═══ Material supplied ═══

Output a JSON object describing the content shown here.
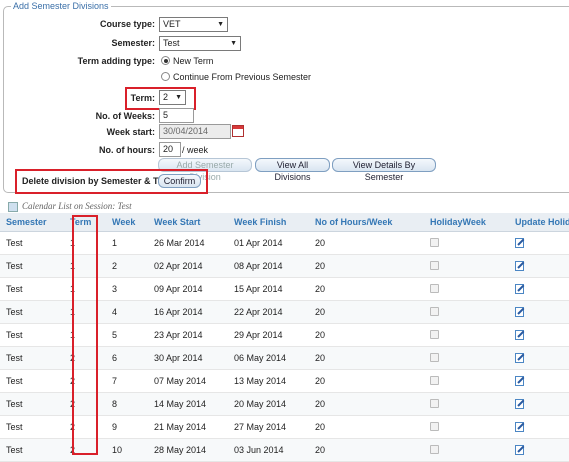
{
  "form": {
    "legend": "Add Semester Divisions",
    "course_type_label": "Course type:",
    "course_type_value": "VET",
    "semester_label": "Semester:",
    "semester_value": "Test",
    "term_adding_label": "Term adding type:",
    "radio_new_term": "New Term",
    "radio_continue": "Continue From Previous Semester",
    "term_label": "Term:",
    "term_value": "2",
    "weeks_label": "No. of Weeks:",
    "weeks_value": "5",
    "week_start_label": "Week start:",
    "week_start_value": "30/04/2014",
    "hours_label": "No. of hours:",
    "hours_value": "20",
    "hours_unit": "/ week",
    "btn_add": "Add Semester Division",
    "btn_view_all": "View All Divisions",
    "btn_view_details": "View Details By Semester",
    "delete_label": "Delete division by Semester & Term",
    "btn_confirm": "Confirm"
  },
  "calendar_list_label": "Calendar List on Session: Test",
  "table": {
    "headers": [
      "Semester",
      "Term",
      "Week",
      "Week Start",
      "Week Finish",
      "No of Hours/Week",
      "HolidayWeek",
      "Update Holiday"
    ],
    "rows": [
      [
        "Test",
        "1",
        "1",
        "26 Mar 2014",
        "01 Apr 2014",
        "20"
      ],
      [
        "Test",
        "1",
        "2",
        "02 Apr 2014",
        "08 Apr 2014",
        "20"
      ],
      [
        "Test",
        "1",
        "3",
        "09 Apr 2014",
        "15 Apr 2014",
        "20"
      ],
      [
        "Test",
        "1",
        "4",
        "16 Apr 2014",
        "22 Apr 2014",
        "20"
      ],
      [
        "Test",
        "1",
        "5",
        "23 Apr 2014",
        "29 Apr 2014",
        "20"
      ],
      [
        "Test",
        "2",
        "6",
        "30 Apr 2014",
        "06 May 2014",
        "20"
      ],
      [
        "Test",
        "2",
        "7",
        "07 May 2014",
        "13 May 2014",
        "20"
      ],
      [
        "Test",
        "2",
        "8",
        "14 May 2014",
        "20 May 2014",
        "20"
      ],
      [
        "Test",
        "2",
        "9",
        "21 May 2014",
        "27 May 2014",
        "20"
      ],
      [
        "Test",
        "2",
        "10",
        "28 May 2014",
        "03 Jun 2014",
        "20"
      ]
    ]
  },
  "colors": {
    "header_text": "#3477b5",
    "highlight_border": "#d9202a"
  }
}
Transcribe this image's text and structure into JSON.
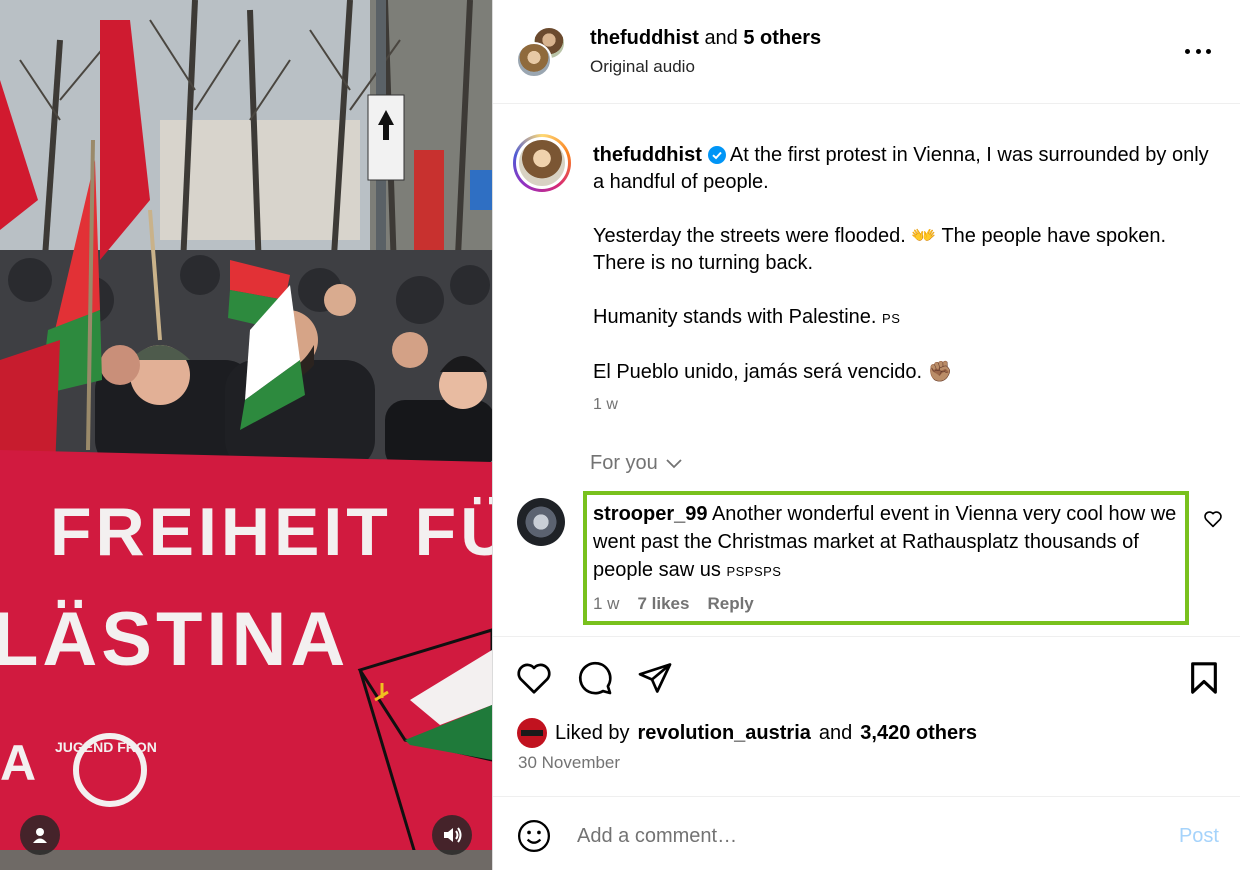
{
  "media": {
    "banner_line1": "FREIHEIT FÜ",
    "banner_line2": "LÄSTINA",
    "banner_logo_text": "JUGEND FRON",
    "tag_icon": "person-icon",
    "audio_icon": "speaker-icon"
  },
  "header": {
    "author": "thefuddhist",
    "joiner": "and",
    "others": "5 others",
    "audio": "Original audio"
  },
  "caption": {
    "username": "thefuddhist",
    "line1": "At the first protest in Vienna, I was surrounded by only a handful of people.",
    "line2": "Yesterday the streets were flooded. 👐 The people have spoken. There is no turning back.",
    "line3_text": "Humanity stands with Palestine.",
    "line3_flag": "PS",
    "line4": "El Pueblo unido, jamás será vencido. ✊🏽",
    "time": "1 w"
  },
  "for_you": "For you",
  "comment": {
    "username": "strooper_99",
    "text": "Another wonderful event in Vienna very cool how we went past the Christmas market at Rathausplatz thousands of people saw us",
    "flags": "PSPSPS",
    "time": "1 w",
    "likes": "7 likes",
    "reply": "Reply"
  },
  "likes": {
    "prefix": "Liked by",
    "user": "revolution_austria",
    "joiner": "and",
    "count": "3,420 others"
  },
  "date": "30 November",
  "add_comment": {
    "placeholder": "Add a comment…",
    "post": "Post"
  },
  "colors": {
    "highlight": "#79c11d",
    "verified": "#0095f6",
    "post_disabled": "#a5d3fb",
    "banner_red": "#d11a3f"
  }
}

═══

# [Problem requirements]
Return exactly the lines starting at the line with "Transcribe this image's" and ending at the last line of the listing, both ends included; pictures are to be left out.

# [The answer]
Transcribe this image's text and structure into JSON.
{
  "media": {
    "banner_line1": "FREIHEIT FÜ",
    "banner_line2": "LÄSTINA",
    "banner_logo_text": "JUGEND FRON",
    "tag_icon": "person-icon",
    "audio_icon": "speaker-icon"
  },
  "header": {
    "author": "thefuddhist",
    "joiner": "and",
    "others": "5 others",
    "audio": "Original audio"
  },
  "caption": {
    "username": "thefuddhist",
    "line1": "At the first protest in Vienna, I was surrounded by only a handful of people.",
    "line2": "Yesterday the streets were flooded. 👐 The people have spoken. There is no turning back.",
    "line3_text": "Humanity stands with Palestine.",
    "line3_flag": "PS",
    "line4": "El Pueblo unido, jamás será vencido. ✊🏽",
    "time": "1 w"
  },
  "for_you": "For you",
  "comment": {
    "username": "strooper_99",
    "text": "Another wonderful event in Vienna very cool how we went past the Christmas market at Rathausplatz thousands of people saw us",
    "flags": "PSPSPS",
    "time": "1 w",
    "likes": "7 likes",
    "reply": "Reply"
  },
  "likes": {
    "prefix": "Liked by",
    "user": "revolution_austria",
    "joiner": "and",
    "count": "3,420 others"
  },
  "date": "30 November",
  "add_comment": {
    "placeholder": "Add a comment…",
    "post": "Post"
  },
  "colors": {
    "highlight": "#79c11d",
    "verified": "#0095f6",
    "post_disabled": "#a5d3fb",
    "banner_red": "#d11a3f"
  }
}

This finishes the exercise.